- Roof Type Matters
Given the fact that skylights are installed at the roofline beneath the roof shingles and sheathing, ceiling skylights aren’t right for all roof types. That said, it is important to consider the framing, which typically is one of two types – stick-framed roofs and truss-framed roofs. Skylights for homes tend to be best suited for stick-framed roofs because their individual rafters leave adequate space to cut and fit a skylight between the rafters. However, truss-framed roofs are less ideal as they generally aren’t designed to be cut after installation.

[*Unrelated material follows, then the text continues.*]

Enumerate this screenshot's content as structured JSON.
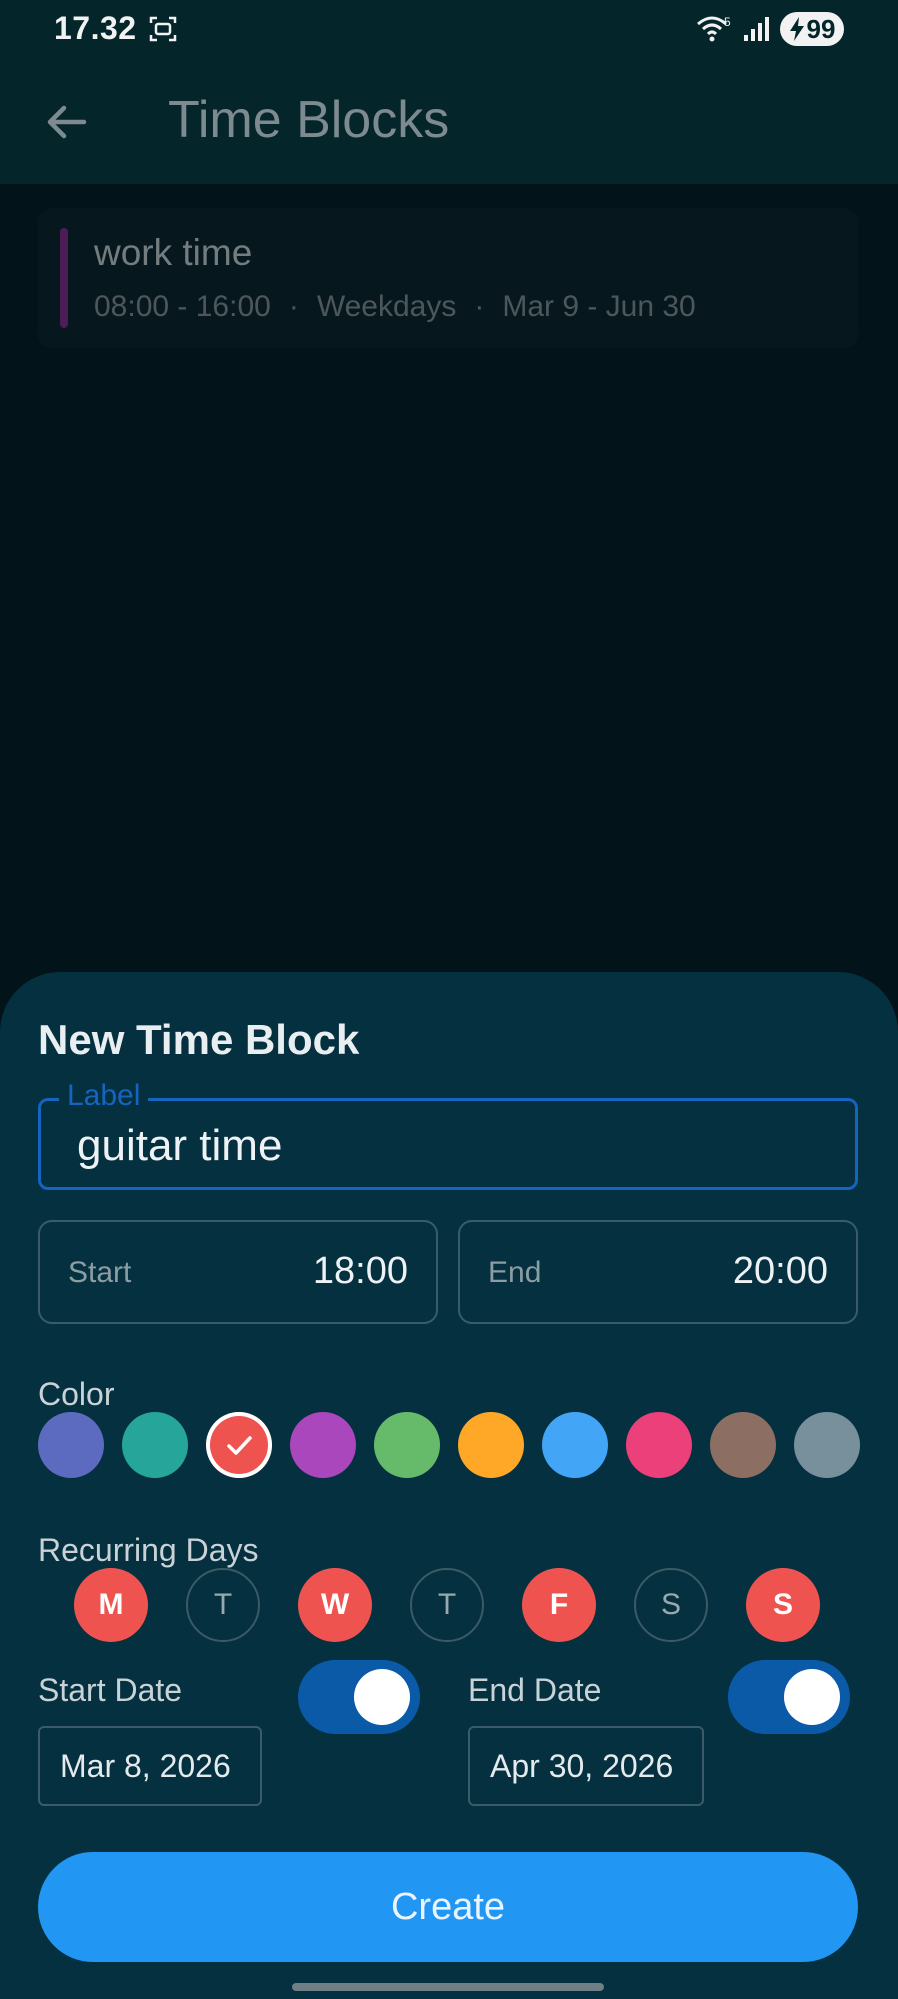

Please note that if you end up adding a skylight to a truss-framed roof, you may end up having to settle for a smaller skylight installation to fit the limited space available between the beams that make up each truss. Also, even though stick-framed roofs are often easier to work with when it comes to skylight installations, the slope of a roof could still pose some challenges. Gable, hip, and shed roof shapes are most ideal because they all have a slope that will help divert rainwater and debris downward off the skylight roof.
- Glass or Plastic Glazing
Did you know that glass isn’t the only option for glazing? Skylight windows consist of a wood, metal, or vinyl frame that holds a light-transmitting piece called glazing. Glazing comes in two options, plastic or glass skylight glazing. Below are the pros and cons of of each glazing type:
- Glass Glazing:
- Long lifespan
- Up to 50% less outside noise
- Classic look
- Less likely to discolor and oxidize
- Blocks out more UV rays
- Higher upfront costs
- Twice as heavy
- Plastic Glazing:
- Generally more affordable
- Light in weight
- Cheaper to replace
- Less likely to break
- More control on transmittance
- Blocks little to no UV light
- Can easily fade and yellow
- People tend to like the look of the traditional glass
- Doesn’t block out as much sound
- Protective Glazing Films – Light Regulation and Privacy
Protective glazing films and coverings not only help to regulate the amount of light that enters through the skylight, but also helps control temperature levels and improve privacy. With glazing films, you can dial back the brightness, glare, and heat in a given room and even improve privacy by tinting the glazing with colored window film or installing a shade. Tinting can also be used to create a softly-lit setting and can additionally help a skylight block out UV light.
Another way to regulate light and increase privacy is with skylight shades. Skylight shades often come in remote-controlled or manually operated varieties that can be drawn open or closed with a chord.
- Skylight with Air Ventilation
Although most skylight installations come in fixed varieties that are always closed, some skylight varieties are ventable and can open or close whenever you’d like. Since fixed skylights transmit only light, they are designed to keep heat in and moisture out – making them energy-efficient and less prone to leaks. However, they don’t allow for air circulation, making them a better option for rooms that are already well-ventilated. Although vented skylights can increase the risk of leaks and heat loss they can still be a good choice for rooms with poor air circulation as it can help let fresh air and natural light in.
- Location, Location, Locations
When thinking about where on the roof to install a skylight, remember the location matters more than you may think. Most commonly people decide on a specific room that they want to bring more light into. Ideally this room is directly below the roof – for example, a bonus room with little to no overhead lighting, an attic, or a guest bedroom. Once you have decided on the room, you and your installer will then have to determine which section of the roof above that room meets the minimum slope requirements in the given manufacturer’s specs for your skylight window. Generally, you want to install a skylight at a 5% to 15% slope to help avoid any water puddling.
The direction that the ceiling skylight is facing is equally important. North-facing skylights are often thought of as optimal, as they can supply year-round illumination. Something to try to avoid is positioning the skylight where your view would be blocked by taller nearby buildings and other obstructions. Large trees can also block your view but can be desirable for homeowners in hot climates who may want a tad more shade.
If you would like more information on getting a skylight installed in your home, don’t hesitate to reach out to RT Roofing Specialist. We serve all of San Diego County and would be more than happy to assist you with all of your roofing needs. Give us a call at (858) 206-9685 today!